Task description: If an entry holds a picture, leave the picture out and copy the rest of the listing exactly.

----------

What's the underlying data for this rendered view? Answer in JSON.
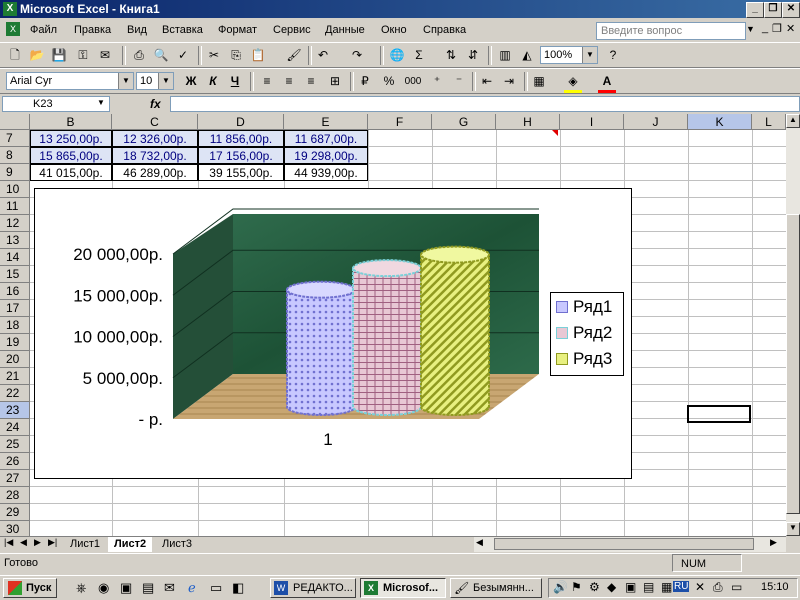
{
  "window": {
    "title": "Microsoft Excel - Книга1"
  },
  "menu": {
    "items": [
      "Файл",
      "Правка",
      "Вид",
      "Вставка",
      "Формат",
      "Сервис",
      "Данные",
      "Окно",
      "Справка"
    ],
    "help_placeholder": "Введите вопрос"
  },
  "toolbar": {
    "zoom": "100%",
    "font": "Arial Cyr",
    "font_size": "10",
    "bold": "Ж",
    "italic": "К",
    "underline": "Ч",
    "percent": "%",
    "thousands": "000"
  },
  "formula_bar": {
    "name_box": "K23",
    "fx": "fx",
    "value": ""
  },
  "columns": [
    "B",
    "C",
    "D",
    "E",
    "F",
    "G",
    "H",
    "I",
    "J",
    "K",
    "L"
  ],
  "rows": [
    "7",
    "8",
    "9",
    "10",
    "11",
    "12",
    "13",
    "14",
    "15",
    "16",
    "17",
    "18",
    "19",
    "20",
    "21",
    "22",
    "23",
    "24",
    "25",
    "26",
    "27",
    "28",
    "29",
    "30"
  ],
  "table": [
    [
      "13 250,00р.",
      "12 326,00р.",
      "11 856,00р.",
      "11 687,00р."
    ],
    [
      "15 865,00р.",
      "18 732,00р.",
      "17 156,00р.",
      "19 298,00р."
    ],
    [
      "41 015,00р.",
      "46 289,00р.",
      "39 155,00р.",
      "44 939,00р."
    ]
  ],
  "chart_data": {
    "type": "bar",
    "categories": [
      "1"
    ],
    "series": [
      {
        "name": "Ряд1",
        "values": [
          13250
        ]
      },
      {
        "name": "Ряд2",
        "values": [
          15865
        ]
      },
      {
        "name": "Ряд3",
        "values": [
          17500
        ]
      }
    ],
    "ytick_labels": [
      "20 000,00р.",
      "15 000,00р.",
      "10 000,00р.",
      "5 000,00р.",
      "-   р."
    ],
    "ylim": [
      0,
      20000
    ],
    "legend": "right",
    "colors": {
      "Ряд1": "#9999ff",
      "Ряд2": "#e0b0c0",
      "Ряд3": "#d8e060"
    }
  },
  "sheets": {
    "tabs": [
      "Лист1",
      "Лист2",
      "Лист3"
    ],
    "active": "Лист2"
  },
  "status": {
    "left": "Готово",
    "num": "NUM"
  },
  "taskbar": {
    "start": "Пуск",
    "buttons": [
      "РЕДАКТО...",
      "Microsof...",
      "Безымянн..."
    ],
    "active": "Microsof...",
    "clock": "15:10",
    "lang": "RU"
  }
}
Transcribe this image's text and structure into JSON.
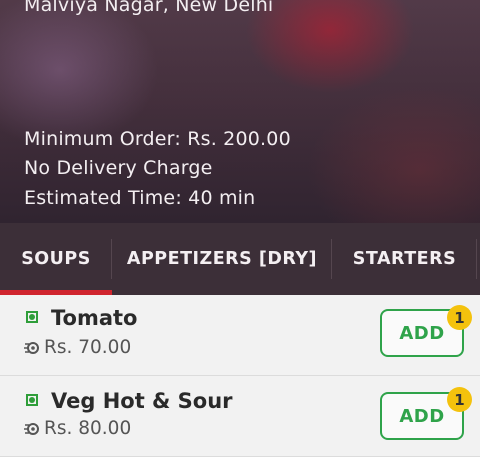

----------

Solution below:
What's the underlying data for this rendered view? Answer in JSON.
{
  "window": {
    "title": "Microsoft Excel - Книга1"
  },
  "menu": {
    "items": [
      "Файл",
      "Правка",
      "Вид",
      "Вставка",
      "Формат",
      "Сервис",
      "Данные",
      "Окно",
      "Справка"
    ],
    "help_placeholder": "Введите вопрос"
  },
  "toolbar": {
    "zoom": "100%",
    "font": "Arial Cyr",
    "font_size": "10",
    "bold": "Ж",
    "italic": "К",
    "underline": "Ч",
    "percent": "%",
    "thousands": "000"
  },
  "formula_bar": {
    "name_box": "K23",
    "fx": "fx",
    "value": ""
  },
  "columns": [
    "B",
    "C",
    "D",
    "E",
    "F",
    "G",
    "H",
    "I",
    "J",
    "K",
    "L"
  ],
  "rows": [
    "7",
    "8",
    "9",
    "10",
    "11",
    "12",
    "13",
    "14",
    "15",
    "16",
    "17",
    "18",
    "19",
    "20",
    "21",
    "22",
    "23",
    "24",
    "25",
    "26",
    "27",
    "28",
    "29",
    "30"
  ],
  "table": [
    [
      "13 250,00р.",
      "12 326,00р.",
      "11 856,00р.",
      "11 687,00р."
    ],
    [
      "15 865,00р.",
      "18 732,00р.",
      "17 156,00р.",
      "19 298,00р."
    ],
    [
      "41 015,00р.",
      "46 289,00р.",
      "39 155,00р.",
      "44 939,00р."
    ]
  ],
  "chart_data": {
    "type": "bar",
    "categories": [
      "1"
    ],
    "series": [
      {
        "name": "Ряд1",
        "values": [
          13250
        ]
      },
      {
        "name": "Ряд2",
        "values": [
          15865
        ]
      },
      {
        "name": "Ряд3",
        "values": [
          17500
        ]
      }
    ],
    "ytick_labels": [
      "20 000,00р.",
      "15 000,00р.",
      "10 000,00р.",
      "5 000,00р.",
      "-   р."
    ],
    "ylim": [
      0,
      20000
    ],
    "legend": "right",
    "colors": {
      "Ряд1": "#9999ff",
      "Ряд2": "#e0b0c0",
      "Ряд3": "#d8e060"
    }
  },
  "sheets": {
    "tabs": [
      "Лист1",
      "Лист2",
      "Лист3"
    ],
    "active": "Лист2"
  },
  "status": {
    "left": "Готово",
    "num": "NUM"
  },
  "taskbar": {
    "start": "Пуск",
    "buttons": [
      "РЕДАКТО...",
      "Microsof...",
      "Безымянн..."
    ],
    "active": "Microsof...",
    "clock": "15:10",
    "lang": "RU"
  }
}
Transcribe this image's text and structure into JSON.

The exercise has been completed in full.